culture of Britain. Their name comes from Robert. The name is derived from a pet form of the personal name
Robert. In England
, in the Middle Ages, rhyming was often used as a device. This practice continued on into the 18th and 19th centuries; cockney, a London dialect of the 19th century, used rhymes almost exclusively to get its point across without the "upper classes" knowing what was being said. A common diminutive of Robert is Rob and Hobb.
Early Origins of the Habyn family
The surname Habyn was first found in Huntingdonshire, where they held a family seat
from very early times.
Early History of the Habyn family
This web page shows only a small excerpt of our Habyn research.Another 67 words (5 lines of text) covering the years 1273, 1770 and 1656 are included under the topic Early Habyn History in all our PDF Extended History products and printed products wherever possible.
Habyn Spelling Variations
Until the dictionary, an invention of only the last few hundred
years, the English language lacked any comprehensive system of spelling rules.
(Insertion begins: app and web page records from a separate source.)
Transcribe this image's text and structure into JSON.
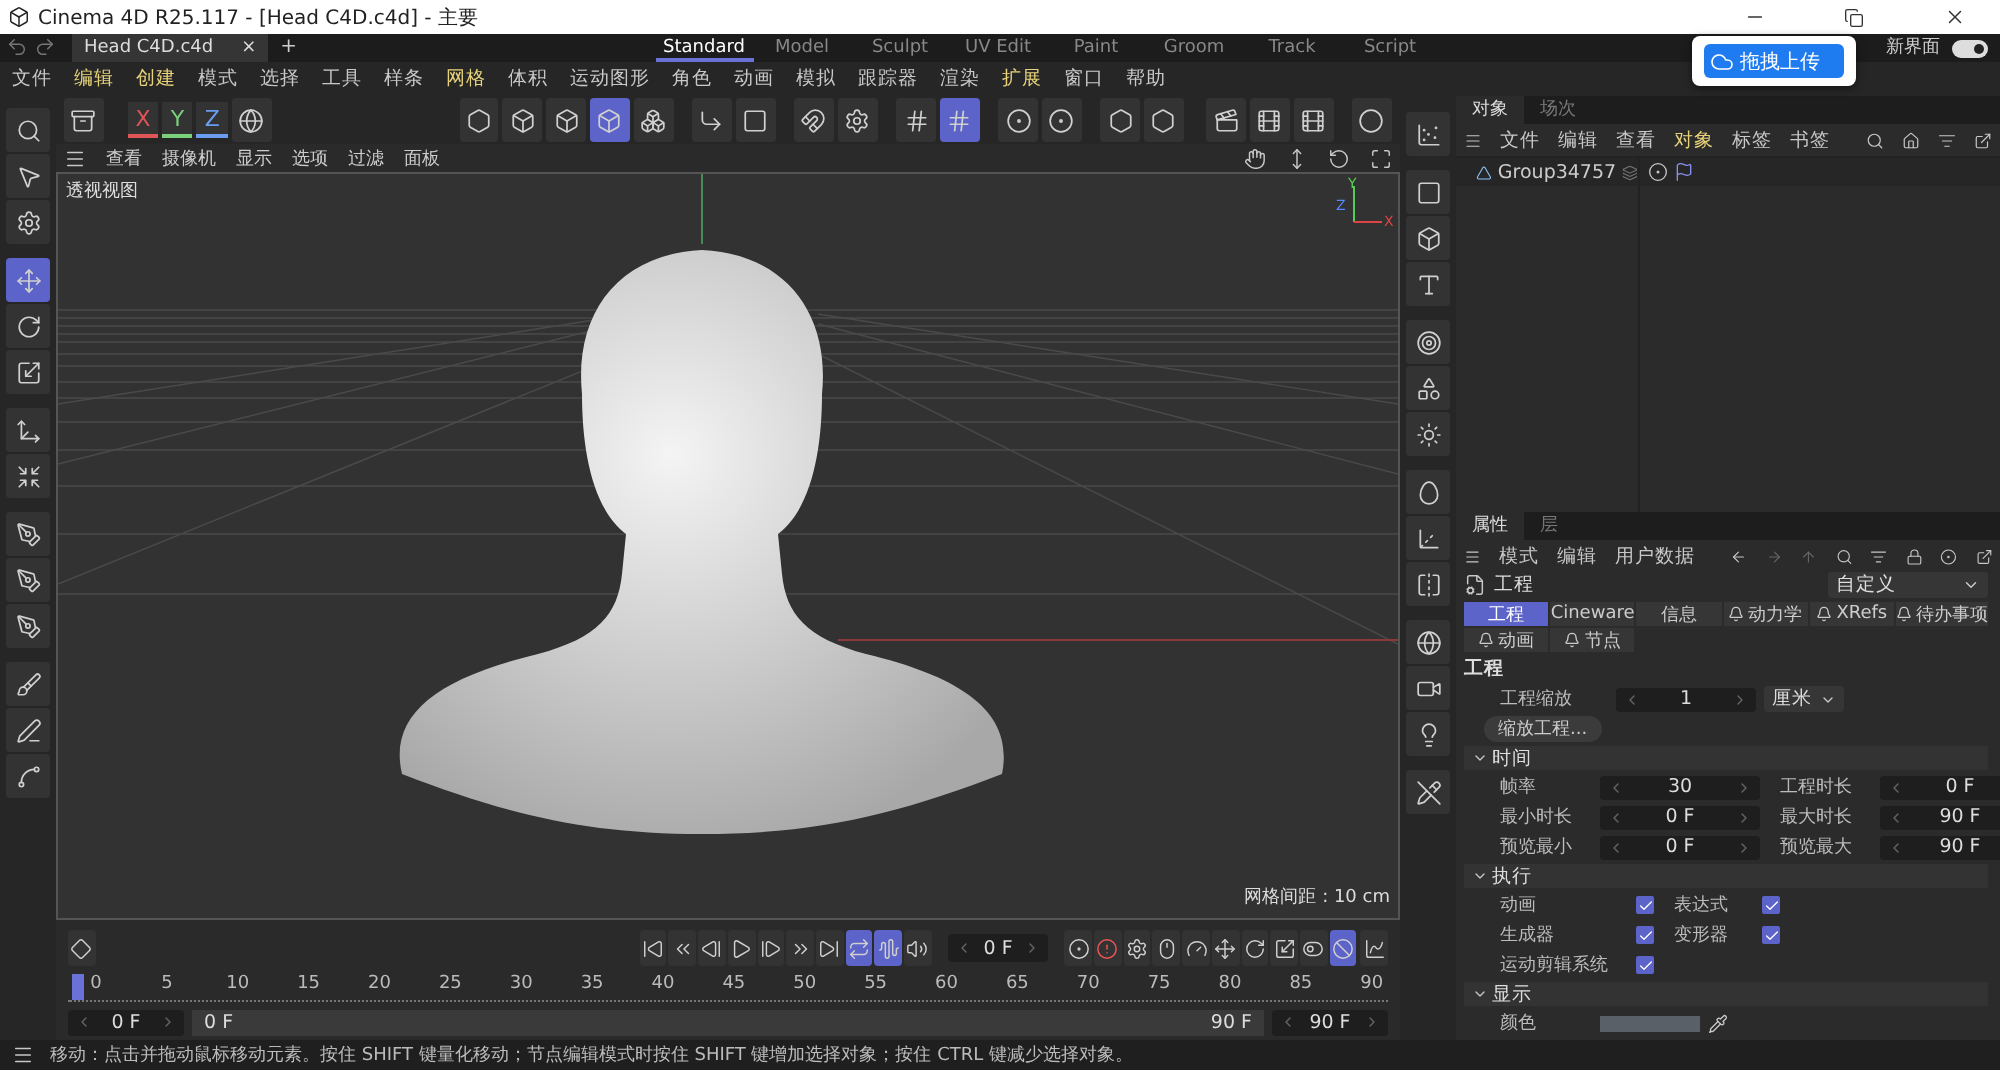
{
  "window": {
    "title": "Cinema 4D R25.117 - [Head C4D.c4d] - 主要"
  },
  "document_tab": {
    "label": "Head C4D.c4d",
    "close": "×",
    "add": "+"
  },
  "layouts": [
    {
      "label": "Standard",
      "selected": true
    },
    {
      "label": "Model",
      "selected": false
    },
    {
      "label": "Sculpt",
      "selected": false
    },
    {
      "label": "UV Edit",
      "selected": false
    },
    {
      "label": "Paint",
      "selected": false
    },
    {
      "label": "Groom",
      "selected": false
    },
    {
      "label": "Track",
      "selected": false
    },
    {
      "label": "Script",
      "selected": false
    }
  ],
  "new_interface": {
    "label": "新界面",
    "on": true
  },
  "upload_popup": {
    "label": "拖拽上传"
  },
  "menu": [
    {
      "label": "文件",
      "highlighted": false
    },
    {
      "label": "编辑",
      "highlighted": true
    },
    {
      "label": "创建",
      "highlighted": true
    },
    {
      "label": "模式",
      "highlighted": false
    },
    {
      "label": "选择",
      "highlighted": false
    },
    {
      "label": "工具",
      "highlighted": false
    },
    {
      "label": "样条",
      "highlighted": false
    },
    {
      "label": "网格",
      "highlighted": true
    },
    {
      "label": "体积",
      "highlighted": false
    },
    {
      "label": "运动图形",
      "highlighted": false
    },
    {
      "label": "角色",
      "highlighted": false
    },
    {
      "label": "动画",
      "highlighted": false
    },
    {
      "label": "模拟",
      "highlighted": false
    },
    {
      "label": "跟踪器",
      "highlighted": false
    },
    {
      "label": "渲染",
      "highlighted": false
    },
    {
      "label": "扩展",
      "highlighted": true
    },
    {
      "label": "窗口",
      "highlighted": false
    },
    {
      "label": "帮助",
      "highlighted": false
    }
  ],
  "toolbar": {
    "axes": [
      "X",
      "Y",
      "Z"
    ],
    "tools": [
      {
        "selected": false
      },
      {
        "selected": false
      },
      {
        "selected": false
      },
      {
        "selected": true
      },
      {
        "selected": false
      },
      {
        "selected": false
      },
      {
        "selected": false
      },
      {
        "selected": false
      },
      {
        "selected": false
      },
      {
        "selected": false
      },
      {
        "selected": true
      },
      {
        "selected": false
      },
      {
        "selected": false
      },
      {
        "selected": false
      },
      {
        "selected": false
      },
      {
        "selected": false
      },
      {
        "selected": false
      },
      {
        "selected": false
      },
      {
        "selected": false
      }
    ]
  },
  "left_tools": [
    {
      "selected": false
    },
    {
      "selected": false
    },
    {
      "selected": false
    },
    {
      "selected": true
    },
    {
      "selected": false
    },
    {
      "selected": false
    },
    {
      "selected": false
    },
    {
      "selected": false
    },
    {
      "selected": false
    },
    {
      "selected": false
    },
    {
      "selected": false
    },
    {
      "selected": false
    },
    {
      "selected": false
    },
    {
      "selected": false
    }
  ],
  "viewport": {
    "menu": [
      "查看",
      "摄像机",
      "显示",
      "选项",
      "过滤",
      "面板"
    ],
    "label": "透视视图",
    "axis_labels": [
      "Y",
      "Z",
      "X"
    ],
    "grid_info": "网格间距 : 10 cm"
  },
  "timeline": {
    "transport": [
      {
        "selected": false
      },
      {
        "selected": false
      },
      {
        "selected": false
      },
      {
        "selected": false
      },
      {
        "selected": false
      },
      {
        "selected": false
      },
      {
        "selected": false
      },
      {
        "selected": true
      },
      {
        "selected": true
      },
      {
        "selected": false
      }
    ],
    "current_frame": "0 F",
    "keys": [
      {
        "selected": false
      },
      {
        "selected": false
      },
      {
        "selected": false
      },
      {
        "selected": false
      },
      {
        "selected": false
      },
      {
        "selected": false
      },
      {
        "selected": false
      },
      {
        "selected": false
      },
      {
        "selected": false
      },
      {
        "selected": true
      }
    ],
    "ruler": [
      "0",
      "5",
      "10",
      "15",
      "20",
      "25",
      "30",
      "35",
      "40",
      "45",
      "50",
      "55",
      "60",
      "65",
      "70",
      "75",
      "80",
      "85",
      "90"
    ],
    "start": "0 F",
    "range_start": "0 F",
    "range_end": "90 F",
    "end": "90 F"
  },
  "status_bar": "移动：点击并拖动鼠标移动元素。按住 SHIFT 键量化移动；节点编辑模式时按住 SHIFT 键增加选择对象；按住 CTRL 键减少选择对象。",
  "object_manager": {
    "tabs": [
      {
        "label": "对象",
        "selected": true
      },
      {
        "label": "场次",
        "selected": false
      }
    ],
    "menu": [
      {
        "label": "文件",
        "highlighted": false
      },
      {
        "label": "编辑",
        "highlighted": false
      },
      {
        "label": "查看",
        "highlighted": false
      },
      {
        "label": "对象",
        "highlighted": true
      },
      {
        "label": "标签",
        "highlighted": false
      },
      {
        "label": "书签",
        "highlighted": false
      }
    ],
    "objects": [
      {
        "name": "Group34757"
      }
    ]
  },
  "attributes": {
    "tabs": [
      {
        "label": "属性",
        "selected": true
      },
      {
        "label": "层",
        "selected": false
      }
    ],
    "menu": [
      "模式",
      "编辑",
      "用户数据"
    ],
    "title": "工程",
    "preset": "自定义",
    "pages": [
      {
        "label": "工程",
        "selected": true,
        "locked": false
      },
      {
        "label": "Cineware",
        "selected": false,
        "locked": false
      },
      {
        "label": "信息",
        "selected": false,
        "locked": false
      },
      {
        "label": "动力学",
        "selected": false,
        "locked": true
      },
      {
        "label": "XRefs",
        "selected": false,
        "locked": true
      },
      {
        "label": "待办事项",
        "selected": false,
        "locked": true
      },
      {
        "label": "动画",
        "selected": false,
        "locked": true
      },
      {
        "label": "节点",
        "selected": false,
        "locked": true
      }
    ],
    "section": "工程",
    "scale": {
      "label": "工程缩放",
      "value": "1",
      "unit": "厘米"
    },
    "scale_button": "缩放工程...",
    "groups": [
      {
        "title": "时间",
        "expanded": true,
        "kind": "fields",
        "fields": [
          {
            "label": "帧率",
            "value": "30"
          },
          {
            "label": "工程时长",
            "value": "0 F"
          },
          {
            "label": "最小时长",
            "value": "0 F"
          },
          {
            "label": "最大时长",
            "value": "90 F"
          },
          {
            "label": "预览最小",
            "value": "0 F"
          },
          {
            "label": "预览最大",
            "value": "90 F"
          }
        ]
      },
      {
        "title": "执行",
        "expanded": true,
        "kind": "checks",
        "fields": [
          {
            "label": "动画",
            "checked": true
          },
          {
            "label": "表达式",
            "checked": true
          },
          {
            "label": "生成器",
            "checked": true
          },
          {
            "label": "变形器",
            "checked": true
          },
          {
            "label": "运动剪辑系统",
            "checked": true
          }
        ]
      },
      {
        "title": "显示",
        "expanded": true,
        "kind": "color",
        "fields": [
          {
            "label": "颜色",
            "color": "#5a6068"
          }
        ]
      }
    ]
  }
}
Consequently, spelling variations
in names are frequently found in early Anglo-Saxon
and later Anglo-Norman documents. One person's name was often spelled several different ways over a lifetime. The recorded variations of Habyn include Hobbins, Hobbin, Hobbis, Hobbiss, Hoben and others.
Early Notables of the Habyn family (pre 1700)
Distinguished members of the family include Agnes Hobbis, who held estates in Huntingdonshire during the reign of Edward 1st; and Ann Hibbins (Hibbens or Brennum Clenums), executed for witchcraft in... Another 29 words (2 lines of text) are included under the topic Early Habyn Notables in all our PDF Extended History products and printed products wherever possible.
Migration of the Habyn family to the New World and Oceana
Thousands of English families boarded ships sailing to the New World in the hope of escaping the unrest found in England
at this time. Although the search for opportunity and freedom from persecution abroad took the lives of many because of the cramped conditions and unsanitary nature of the vessels, the opportunity perceived in the growing colonies of North America beckoned. Many of the settlers who survived the journey went on to make important contributions to the transplanted cultures of their adopted countries. The Habyn were among these contributors, for they have been located in early North American records: Thomas Hobin, who sailed to Barbados, Joane Hobbin, to Virginia in 1660; Peter Hobben to Philadelphia in 1754; Mary Hobbin to Boston in 1849; John Hobin to Philadelphia in 1859.